Zaz Hollander

WASILLA -- A city hearing officer this week sided with Wasilla's planning commission in the fight over a new high-voltage power line Matanuska Electric Association hopes to build down the Parks Highway corridor to handle increased demand for electricity.

Hearing officer Joseph Levesque, in a 26-page decision issued Monday, affirmed the commission's decision last August that Matanuska Electric must bury the line within city limits. Levesque, an Anchorage attorney, was appointed by the city council.

Matanuska Electric is "definitely disappointed" and weighing options that include an appeal to the state Supreme Court or not building the line at all, spokeswoman Julie Estey said in a voice mail Wednesday.

If the utility opts "to do nothing, what that would mean is we just would not be able to deliver the power we need to into the core of Wasilla," Estey said. That could prompt power supply meetings with large retailers and no new power users, she said.

The planning commission in a 5-1 vote last year gave MEA a permit to build a 115-kilovolt transmission line on Wasilla's eastern flank but only if the co-op put the line underground instead of on 80- to 100-foot towers as planned.

Commissioners said they wanted to safeguard the city's scenery and property values. MEA last year said the change could quadruple the cost of the project to $40 million, an overage the co-op at the time said it would try to recoup from city residents on their power bills.

The utility appealed in September, challenging the commission's decision on 17 separate points, faulting a reliance on a comprehensive plan and land development code that lack specific reference to major energy projects and don't provide clear guidance on aesthetic appearance or fiscal impacts.

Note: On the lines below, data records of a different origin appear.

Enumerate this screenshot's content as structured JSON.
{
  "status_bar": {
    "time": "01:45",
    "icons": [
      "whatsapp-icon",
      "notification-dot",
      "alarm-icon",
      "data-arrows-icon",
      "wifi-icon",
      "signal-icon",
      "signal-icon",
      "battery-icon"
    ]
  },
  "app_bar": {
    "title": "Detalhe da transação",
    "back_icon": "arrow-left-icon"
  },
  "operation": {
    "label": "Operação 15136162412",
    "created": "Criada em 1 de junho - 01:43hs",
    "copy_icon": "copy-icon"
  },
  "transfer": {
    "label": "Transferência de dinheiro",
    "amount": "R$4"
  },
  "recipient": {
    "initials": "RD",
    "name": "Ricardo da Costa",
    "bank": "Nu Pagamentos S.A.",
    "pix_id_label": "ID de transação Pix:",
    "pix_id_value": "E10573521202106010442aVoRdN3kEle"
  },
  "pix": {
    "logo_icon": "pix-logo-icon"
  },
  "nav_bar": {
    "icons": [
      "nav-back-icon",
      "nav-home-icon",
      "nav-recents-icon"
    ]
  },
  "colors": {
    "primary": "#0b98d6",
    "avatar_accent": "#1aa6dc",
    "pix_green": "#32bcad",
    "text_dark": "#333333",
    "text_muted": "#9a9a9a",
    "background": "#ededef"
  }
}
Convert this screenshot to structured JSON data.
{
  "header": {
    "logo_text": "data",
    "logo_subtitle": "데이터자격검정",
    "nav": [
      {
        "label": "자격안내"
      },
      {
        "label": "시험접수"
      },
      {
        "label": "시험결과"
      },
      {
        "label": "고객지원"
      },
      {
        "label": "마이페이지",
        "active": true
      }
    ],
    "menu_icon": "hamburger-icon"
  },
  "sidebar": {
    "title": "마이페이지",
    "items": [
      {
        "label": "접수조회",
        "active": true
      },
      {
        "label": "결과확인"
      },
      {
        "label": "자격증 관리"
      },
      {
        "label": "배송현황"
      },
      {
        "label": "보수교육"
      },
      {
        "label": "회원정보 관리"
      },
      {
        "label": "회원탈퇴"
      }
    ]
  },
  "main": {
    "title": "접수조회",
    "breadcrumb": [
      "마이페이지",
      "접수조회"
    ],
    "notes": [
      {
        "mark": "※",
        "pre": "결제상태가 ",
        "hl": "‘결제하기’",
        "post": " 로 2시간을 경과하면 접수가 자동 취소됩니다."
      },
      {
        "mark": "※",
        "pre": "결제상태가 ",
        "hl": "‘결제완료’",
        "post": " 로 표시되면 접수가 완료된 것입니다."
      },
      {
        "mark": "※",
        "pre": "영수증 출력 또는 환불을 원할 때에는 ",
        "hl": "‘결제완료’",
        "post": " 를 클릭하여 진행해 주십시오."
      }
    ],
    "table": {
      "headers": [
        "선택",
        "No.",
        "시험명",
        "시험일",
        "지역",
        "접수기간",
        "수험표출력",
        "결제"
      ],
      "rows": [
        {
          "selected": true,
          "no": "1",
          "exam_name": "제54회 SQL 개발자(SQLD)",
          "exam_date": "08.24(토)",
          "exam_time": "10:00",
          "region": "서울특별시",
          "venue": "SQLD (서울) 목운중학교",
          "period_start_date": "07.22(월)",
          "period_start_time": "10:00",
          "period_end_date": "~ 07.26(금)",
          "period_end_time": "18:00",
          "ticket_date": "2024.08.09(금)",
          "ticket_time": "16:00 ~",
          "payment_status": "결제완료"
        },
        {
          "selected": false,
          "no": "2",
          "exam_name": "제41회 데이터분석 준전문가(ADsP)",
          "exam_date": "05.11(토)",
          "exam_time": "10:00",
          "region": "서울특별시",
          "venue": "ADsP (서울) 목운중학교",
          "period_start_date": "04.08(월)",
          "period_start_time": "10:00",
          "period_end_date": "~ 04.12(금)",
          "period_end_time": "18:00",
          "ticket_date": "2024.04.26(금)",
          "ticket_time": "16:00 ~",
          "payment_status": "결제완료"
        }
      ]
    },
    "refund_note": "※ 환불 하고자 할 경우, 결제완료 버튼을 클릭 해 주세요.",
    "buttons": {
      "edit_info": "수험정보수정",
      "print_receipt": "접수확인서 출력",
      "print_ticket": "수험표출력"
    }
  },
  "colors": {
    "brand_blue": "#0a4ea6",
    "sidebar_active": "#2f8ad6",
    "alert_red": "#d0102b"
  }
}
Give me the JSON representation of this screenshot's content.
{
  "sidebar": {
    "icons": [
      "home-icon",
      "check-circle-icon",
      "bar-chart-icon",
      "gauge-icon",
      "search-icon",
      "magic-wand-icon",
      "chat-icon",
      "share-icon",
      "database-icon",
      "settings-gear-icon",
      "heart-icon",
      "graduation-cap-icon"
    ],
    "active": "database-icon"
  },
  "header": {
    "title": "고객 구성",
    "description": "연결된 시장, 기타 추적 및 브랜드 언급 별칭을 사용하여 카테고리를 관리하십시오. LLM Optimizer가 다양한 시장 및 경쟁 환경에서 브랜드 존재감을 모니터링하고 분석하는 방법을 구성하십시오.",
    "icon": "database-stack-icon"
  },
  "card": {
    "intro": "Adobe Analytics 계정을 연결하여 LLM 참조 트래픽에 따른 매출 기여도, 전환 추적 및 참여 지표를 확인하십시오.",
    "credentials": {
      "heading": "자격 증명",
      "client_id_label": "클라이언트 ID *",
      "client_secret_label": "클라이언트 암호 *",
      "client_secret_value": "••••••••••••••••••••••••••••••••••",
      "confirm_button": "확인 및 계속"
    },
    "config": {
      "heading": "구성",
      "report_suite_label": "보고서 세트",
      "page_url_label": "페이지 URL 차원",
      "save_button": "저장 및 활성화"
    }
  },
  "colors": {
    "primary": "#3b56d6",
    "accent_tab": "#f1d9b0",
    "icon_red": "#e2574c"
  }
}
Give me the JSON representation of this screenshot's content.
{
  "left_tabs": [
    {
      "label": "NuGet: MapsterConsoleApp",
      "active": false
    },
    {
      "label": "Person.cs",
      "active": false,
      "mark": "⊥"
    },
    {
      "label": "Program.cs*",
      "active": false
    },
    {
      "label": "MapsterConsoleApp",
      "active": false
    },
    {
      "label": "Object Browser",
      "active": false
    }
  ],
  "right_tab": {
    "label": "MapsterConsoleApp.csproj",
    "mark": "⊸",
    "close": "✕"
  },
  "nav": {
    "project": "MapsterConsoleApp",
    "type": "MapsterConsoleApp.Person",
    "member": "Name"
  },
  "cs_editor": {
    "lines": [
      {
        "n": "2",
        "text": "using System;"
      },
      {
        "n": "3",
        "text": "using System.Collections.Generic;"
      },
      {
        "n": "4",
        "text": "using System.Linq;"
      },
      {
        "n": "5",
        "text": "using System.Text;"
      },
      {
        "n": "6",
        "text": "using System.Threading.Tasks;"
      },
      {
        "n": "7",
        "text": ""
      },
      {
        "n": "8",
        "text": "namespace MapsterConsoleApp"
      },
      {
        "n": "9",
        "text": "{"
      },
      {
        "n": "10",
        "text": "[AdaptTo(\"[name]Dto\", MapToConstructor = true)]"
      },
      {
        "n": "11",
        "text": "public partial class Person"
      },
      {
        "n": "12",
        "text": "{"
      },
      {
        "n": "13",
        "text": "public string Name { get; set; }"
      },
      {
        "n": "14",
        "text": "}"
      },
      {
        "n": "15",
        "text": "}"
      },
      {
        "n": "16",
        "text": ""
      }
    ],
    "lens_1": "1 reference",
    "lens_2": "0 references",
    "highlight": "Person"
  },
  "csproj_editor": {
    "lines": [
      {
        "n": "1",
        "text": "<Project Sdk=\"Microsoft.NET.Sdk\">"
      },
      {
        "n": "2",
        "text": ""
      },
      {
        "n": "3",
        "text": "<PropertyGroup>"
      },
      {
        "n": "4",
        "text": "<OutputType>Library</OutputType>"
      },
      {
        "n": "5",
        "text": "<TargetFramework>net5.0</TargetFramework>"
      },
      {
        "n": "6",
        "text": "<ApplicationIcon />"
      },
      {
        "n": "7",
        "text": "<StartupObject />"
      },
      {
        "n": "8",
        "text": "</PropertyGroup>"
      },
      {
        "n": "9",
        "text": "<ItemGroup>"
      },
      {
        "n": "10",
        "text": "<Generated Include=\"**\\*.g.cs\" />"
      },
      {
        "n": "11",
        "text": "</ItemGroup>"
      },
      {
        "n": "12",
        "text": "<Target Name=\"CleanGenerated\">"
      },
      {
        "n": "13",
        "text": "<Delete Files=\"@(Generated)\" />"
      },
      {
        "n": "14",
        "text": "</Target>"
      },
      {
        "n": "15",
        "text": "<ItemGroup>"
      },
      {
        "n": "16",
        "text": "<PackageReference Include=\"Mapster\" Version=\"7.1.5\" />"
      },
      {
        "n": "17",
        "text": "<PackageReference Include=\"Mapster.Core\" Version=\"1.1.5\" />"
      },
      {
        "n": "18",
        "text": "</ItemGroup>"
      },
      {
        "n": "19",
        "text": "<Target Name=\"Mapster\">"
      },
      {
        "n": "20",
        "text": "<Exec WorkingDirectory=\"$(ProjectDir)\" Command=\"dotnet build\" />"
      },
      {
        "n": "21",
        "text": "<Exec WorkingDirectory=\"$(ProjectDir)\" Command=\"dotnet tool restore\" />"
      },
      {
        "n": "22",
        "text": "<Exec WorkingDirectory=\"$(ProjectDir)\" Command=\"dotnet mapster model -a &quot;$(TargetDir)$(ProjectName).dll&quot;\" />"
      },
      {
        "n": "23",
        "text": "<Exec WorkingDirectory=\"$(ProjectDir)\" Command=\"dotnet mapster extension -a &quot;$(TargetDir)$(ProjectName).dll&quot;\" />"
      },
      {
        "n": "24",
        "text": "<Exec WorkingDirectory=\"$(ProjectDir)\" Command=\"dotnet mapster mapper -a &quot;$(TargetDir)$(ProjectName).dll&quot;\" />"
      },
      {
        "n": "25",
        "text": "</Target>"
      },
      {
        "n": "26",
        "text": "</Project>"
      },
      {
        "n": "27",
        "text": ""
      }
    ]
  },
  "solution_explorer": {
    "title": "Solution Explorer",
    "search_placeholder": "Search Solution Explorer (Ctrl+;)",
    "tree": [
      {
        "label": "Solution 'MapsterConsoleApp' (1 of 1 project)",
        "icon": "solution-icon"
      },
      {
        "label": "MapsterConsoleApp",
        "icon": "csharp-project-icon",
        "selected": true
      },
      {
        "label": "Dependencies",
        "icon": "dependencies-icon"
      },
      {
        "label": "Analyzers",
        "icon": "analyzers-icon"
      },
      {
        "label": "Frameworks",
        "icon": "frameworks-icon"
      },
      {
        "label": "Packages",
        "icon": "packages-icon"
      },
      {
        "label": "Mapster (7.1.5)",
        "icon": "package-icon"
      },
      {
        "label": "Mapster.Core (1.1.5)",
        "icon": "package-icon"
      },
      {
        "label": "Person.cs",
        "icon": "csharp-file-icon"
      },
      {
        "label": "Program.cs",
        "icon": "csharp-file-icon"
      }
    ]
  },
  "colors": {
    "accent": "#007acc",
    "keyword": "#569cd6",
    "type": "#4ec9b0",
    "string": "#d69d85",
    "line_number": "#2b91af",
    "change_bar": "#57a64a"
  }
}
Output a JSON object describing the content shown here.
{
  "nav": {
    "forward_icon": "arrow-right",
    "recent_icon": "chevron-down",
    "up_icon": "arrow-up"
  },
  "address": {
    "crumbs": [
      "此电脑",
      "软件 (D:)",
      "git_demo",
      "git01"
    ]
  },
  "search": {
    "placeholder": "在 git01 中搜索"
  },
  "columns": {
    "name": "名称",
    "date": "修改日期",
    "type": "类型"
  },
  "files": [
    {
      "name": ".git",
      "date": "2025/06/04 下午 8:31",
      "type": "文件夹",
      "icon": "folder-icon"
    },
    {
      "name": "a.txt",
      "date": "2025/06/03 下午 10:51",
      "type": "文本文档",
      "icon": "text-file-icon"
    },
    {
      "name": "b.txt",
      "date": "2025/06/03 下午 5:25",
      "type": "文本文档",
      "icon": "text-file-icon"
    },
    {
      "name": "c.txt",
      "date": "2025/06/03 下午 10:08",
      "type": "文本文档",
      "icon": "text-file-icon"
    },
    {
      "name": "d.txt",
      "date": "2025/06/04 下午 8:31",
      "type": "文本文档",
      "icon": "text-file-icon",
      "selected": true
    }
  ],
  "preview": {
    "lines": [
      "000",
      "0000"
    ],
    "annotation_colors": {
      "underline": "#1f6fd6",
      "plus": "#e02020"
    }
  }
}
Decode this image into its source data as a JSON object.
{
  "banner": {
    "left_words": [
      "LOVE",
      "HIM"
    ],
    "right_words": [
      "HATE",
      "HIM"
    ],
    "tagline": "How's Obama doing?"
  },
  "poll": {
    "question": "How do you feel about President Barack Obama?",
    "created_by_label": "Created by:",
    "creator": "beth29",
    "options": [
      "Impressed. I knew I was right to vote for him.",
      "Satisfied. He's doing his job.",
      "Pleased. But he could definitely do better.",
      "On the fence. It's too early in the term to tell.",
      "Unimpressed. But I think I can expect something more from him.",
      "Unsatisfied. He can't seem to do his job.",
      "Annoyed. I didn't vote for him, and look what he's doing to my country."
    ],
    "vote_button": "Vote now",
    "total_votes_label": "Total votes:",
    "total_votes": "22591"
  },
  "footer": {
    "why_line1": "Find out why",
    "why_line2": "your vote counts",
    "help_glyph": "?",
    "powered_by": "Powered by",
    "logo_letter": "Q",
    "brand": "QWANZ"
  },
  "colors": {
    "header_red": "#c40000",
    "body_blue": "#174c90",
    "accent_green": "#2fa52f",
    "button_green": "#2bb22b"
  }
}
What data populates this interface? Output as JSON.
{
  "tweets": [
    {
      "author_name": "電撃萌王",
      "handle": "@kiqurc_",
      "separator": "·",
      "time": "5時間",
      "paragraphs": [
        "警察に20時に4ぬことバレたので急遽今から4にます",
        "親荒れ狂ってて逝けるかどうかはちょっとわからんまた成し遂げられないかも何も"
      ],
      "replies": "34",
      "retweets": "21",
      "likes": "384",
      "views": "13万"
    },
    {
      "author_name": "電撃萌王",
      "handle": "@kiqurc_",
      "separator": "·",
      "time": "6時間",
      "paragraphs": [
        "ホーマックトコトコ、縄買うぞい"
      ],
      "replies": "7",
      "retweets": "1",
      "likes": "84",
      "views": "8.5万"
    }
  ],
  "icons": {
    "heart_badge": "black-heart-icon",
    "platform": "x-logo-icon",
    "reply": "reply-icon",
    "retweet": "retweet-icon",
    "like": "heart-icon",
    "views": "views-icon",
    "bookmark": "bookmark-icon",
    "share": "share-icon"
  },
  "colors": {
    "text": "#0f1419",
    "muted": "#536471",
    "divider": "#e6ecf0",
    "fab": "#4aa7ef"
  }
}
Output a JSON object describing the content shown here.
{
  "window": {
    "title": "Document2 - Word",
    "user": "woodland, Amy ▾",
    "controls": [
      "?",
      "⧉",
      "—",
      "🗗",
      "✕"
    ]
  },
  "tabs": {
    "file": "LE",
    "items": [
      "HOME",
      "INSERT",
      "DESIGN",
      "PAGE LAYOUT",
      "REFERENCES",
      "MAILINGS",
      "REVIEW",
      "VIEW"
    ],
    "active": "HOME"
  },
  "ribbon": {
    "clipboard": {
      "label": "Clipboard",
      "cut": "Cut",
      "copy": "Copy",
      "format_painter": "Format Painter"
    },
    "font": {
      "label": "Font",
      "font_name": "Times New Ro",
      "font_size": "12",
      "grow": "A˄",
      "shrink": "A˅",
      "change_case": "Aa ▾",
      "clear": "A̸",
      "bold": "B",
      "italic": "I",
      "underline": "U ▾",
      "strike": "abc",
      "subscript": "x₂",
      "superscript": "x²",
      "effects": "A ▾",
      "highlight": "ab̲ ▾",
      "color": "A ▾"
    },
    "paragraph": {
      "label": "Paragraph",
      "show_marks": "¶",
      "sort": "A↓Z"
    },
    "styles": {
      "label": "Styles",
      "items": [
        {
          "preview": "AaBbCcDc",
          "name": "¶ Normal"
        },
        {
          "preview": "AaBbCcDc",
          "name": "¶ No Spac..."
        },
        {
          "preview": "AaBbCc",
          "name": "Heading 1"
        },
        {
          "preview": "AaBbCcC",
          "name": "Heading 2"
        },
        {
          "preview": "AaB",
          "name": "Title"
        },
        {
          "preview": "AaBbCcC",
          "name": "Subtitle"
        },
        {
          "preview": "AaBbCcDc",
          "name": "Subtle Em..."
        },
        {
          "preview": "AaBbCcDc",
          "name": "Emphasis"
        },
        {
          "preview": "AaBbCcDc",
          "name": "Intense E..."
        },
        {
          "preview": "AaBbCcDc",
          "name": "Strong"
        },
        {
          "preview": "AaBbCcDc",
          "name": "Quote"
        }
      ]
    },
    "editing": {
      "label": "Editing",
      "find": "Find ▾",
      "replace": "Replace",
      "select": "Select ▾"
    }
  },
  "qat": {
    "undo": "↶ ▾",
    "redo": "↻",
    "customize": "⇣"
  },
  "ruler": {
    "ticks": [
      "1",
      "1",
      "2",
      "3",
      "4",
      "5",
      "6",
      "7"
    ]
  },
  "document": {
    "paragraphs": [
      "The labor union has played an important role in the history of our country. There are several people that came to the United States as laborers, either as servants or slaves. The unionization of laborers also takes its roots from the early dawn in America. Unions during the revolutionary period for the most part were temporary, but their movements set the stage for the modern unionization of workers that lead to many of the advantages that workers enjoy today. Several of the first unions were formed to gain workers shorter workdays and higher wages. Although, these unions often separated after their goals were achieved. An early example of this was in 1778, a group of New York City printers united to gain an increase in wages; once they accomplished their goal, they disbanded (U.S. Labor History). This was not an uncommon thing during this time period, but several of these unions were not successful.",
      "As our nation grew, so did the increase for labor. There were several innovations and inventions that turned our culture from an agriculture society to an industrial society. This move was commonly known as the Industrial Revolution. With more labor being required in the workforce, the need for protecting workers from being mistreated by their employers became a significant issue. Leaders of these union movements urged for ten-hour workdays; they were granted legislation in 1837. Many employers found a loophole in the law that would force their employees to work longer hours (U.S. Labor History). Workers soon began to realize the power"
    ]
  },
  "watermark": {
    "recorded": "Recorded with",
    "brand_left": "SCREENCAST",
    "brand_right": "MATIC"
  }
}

Levesque, in his ruling, said the commission acted within its authority and said the city's planning rules "provide adequate standards and are not deficient."